It was a fun book to read and I thought it captured just the right mix of relevant historical setting, delightful local color, extremely interesting character development, and in-depth baseball research. Mr. Weisberger writes in an engaging narrative style that flows very well and kept my attention throughout. I love books like this and it certainly deserves a second read. Apparently some of the other reviewers were expecting some sort of doctoral dissertation on the subject. I guess they're disapppointed. Everyone else will probably enjoy the book.
I was familiar with all of the personalities in the book, but reading about them within the context of the 1906 pennant races and World Series, I feel I now have a much deeper appreciation for them all. Also, I have a much deeper appreciation for baseball as it existed in Chicago in the historic year of 1906. In spite of all the changes to the game, it's still amazing how similar the game was played over 100 years ago. This was all captured well in the book and Mr. Weisberger is to be commended.
If you are serious student of the game, or if you just want to learn about the historic 1906 World Series, I'd highly recommend this book. You won't be disappointed.
Most Recent Customer Reviews
Very nice reading. Amazing research. You get a real sense of how different baseball (and the world) were back thenPublished 8 months ago by Amazon Customer
the book was fascinating.....especially all the background kwowledge of major league basesball......in the 1880's 1890's....... Read morePublished 10 months ago by john pugliese
GreAt read. Gets kind of long but if you want the history of this series this is the book for youPublished 14 months ago by Josh Liddle
Very good account of when Chicago's two teams played each other and had the city puffing its chest out about being the capital of baseball... Read morePublished 15 months ago by neil armstrong
This book is great because it not only covers the 1906 series, it discusses the history of professional baseball and the formation of the American and National leaguesPublished 23 months ago by MICHAEL J MCCORMICK

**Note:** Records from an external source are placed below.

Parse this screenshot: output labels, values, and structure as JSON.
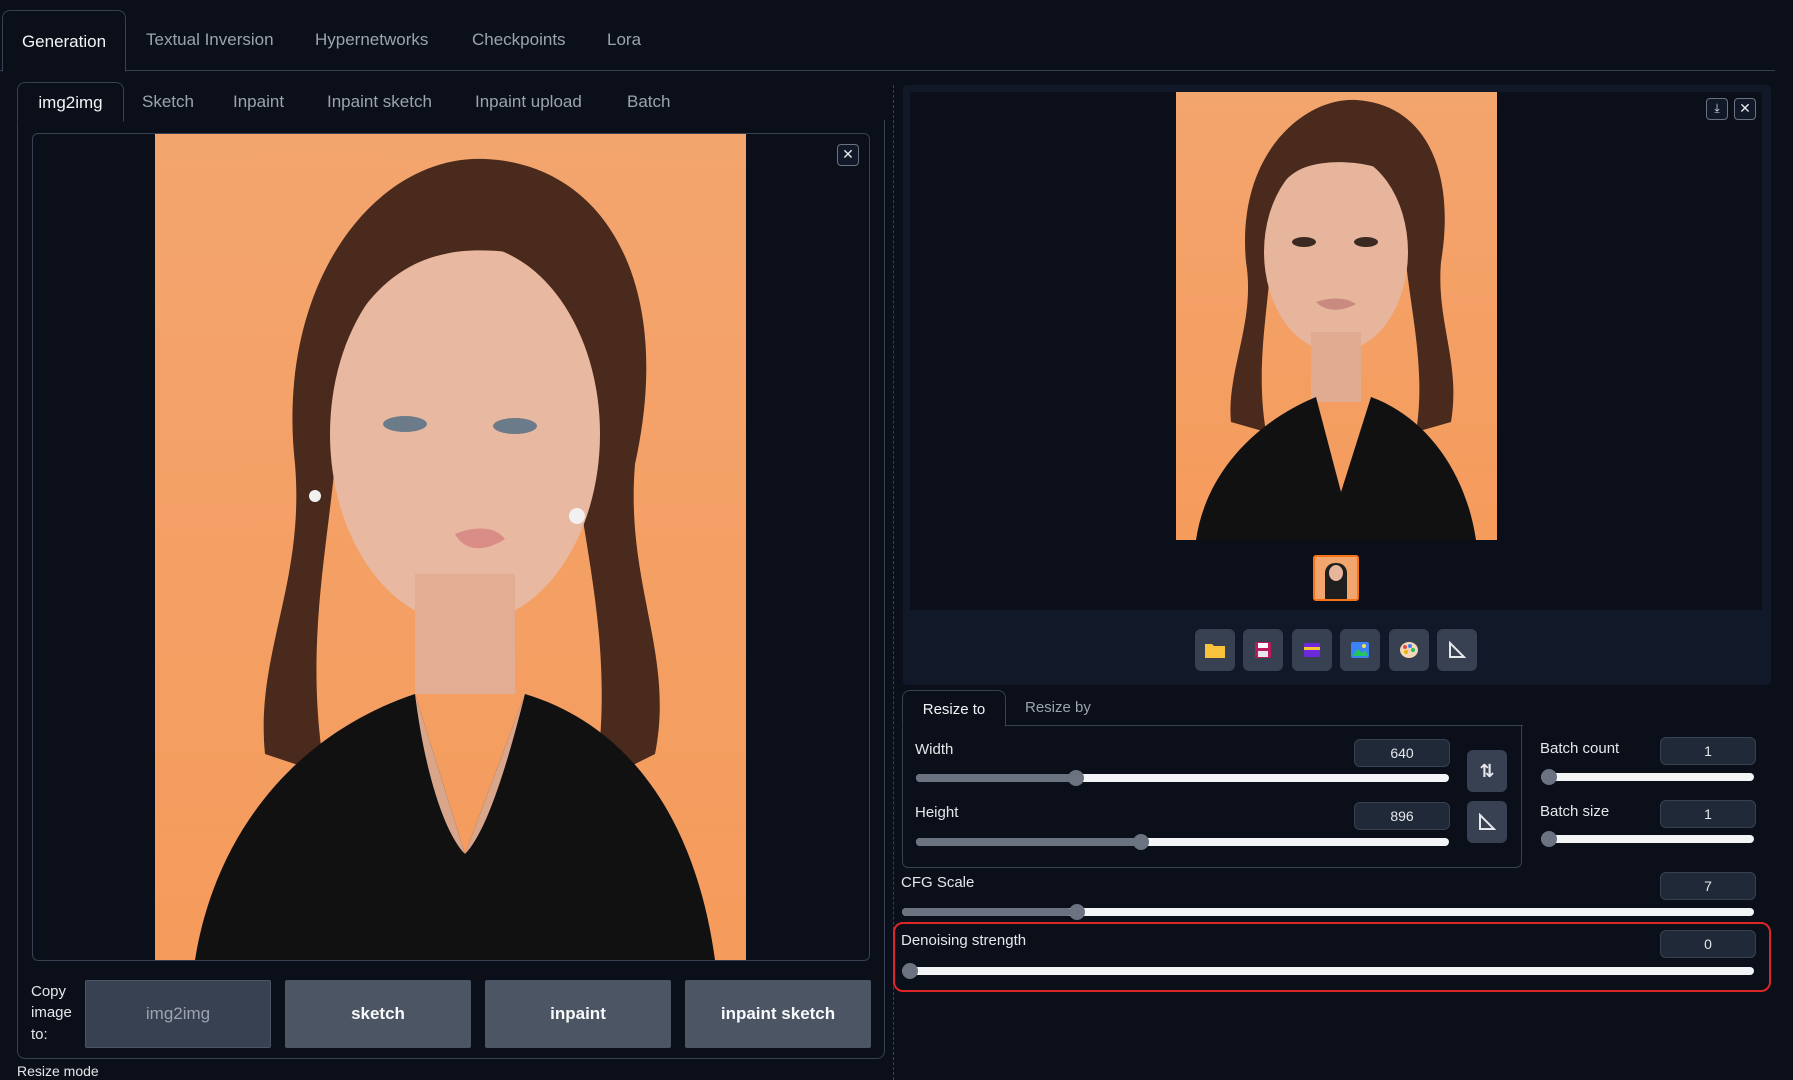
{
  "top_tabs": [
    "Generation",
    "Textual Inversion",
    "Hypernetworks",
    "Checkpoints",
    "Lora"
  ],
  "sub_tabs": [
    "img2img",
    "Sketch",
    "Inpaint",
    "Inpaint sketch",
    "Inpaint upload",
    "Batch"
  ],
  "copy_image": {
    "label_lines": [
      "Copy",
      "image",
      "to:"
    ],
    "buttons": [
      "img2img",
      "sketch",
      "inpaint",
      "inpaint sketch"
    ]
  },
  "resize_mode_label": "Resize mode",
  "resize_tabs": [
    "Resize to",
    "Resize by"
  ],
  "params": {
    "width": {
      "label": "Width",
      "value": "640",
      "fraction": 0.294
    },
    "height": {
      "label": "Height",
      "value": "896",
      "fraction": 0.419
    },
    "batch_count": {
      "label": "Batch count",
      "value": "1",
      "fraction": 0.0
    },
    "batch_size": {
      "label": "Batch size",
      "value": "1",
      "fraction": 0.0
    },
    "cfg_scale": {
      "label": "CFG Scale",
      "value": "7",
      "fraction": 0.2
    },
    "denoising": {
      "label": "Denoising strength",
      "value": "0",
      "fraction": 0.0
    }
  },
  "toolbar_icons": [
    "folder-icon",
    "save-icon",
    "zip-icon",
    "image-icon",
    "palette-icon",
    "ruler-icon"
  ],
  "colors": {
    "background": "#0b0f19",
    "accent_orange": "#f97316",
    "highlight_red": "#dc2626"
  }
}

The 1906 World Series was an all Chicago affair pitting Frank "Peerless Leader" Chance's Tinker-Evers-Chance Cubs against Fielder Jones' "Hitless Wonders" White Sox. Read morePublished on September 15, 2013 by Brian Engelhardt
It was a gift for my mother and she loved it thank you so very much she said it was greatPublished on July 31, 2013 by Jason
The book scores big points in painting a real picture of what life was like in Chicago and what ballgames were like at the time. Read morePublished on May 12, 2013 by Brian Maitland
Great book. Highly recommended. A must read for dead ball enthusiasts. I agree with Ken Burns.. Fall in love with the era in one week.Published on February 20, 2013 by Robert Riccardi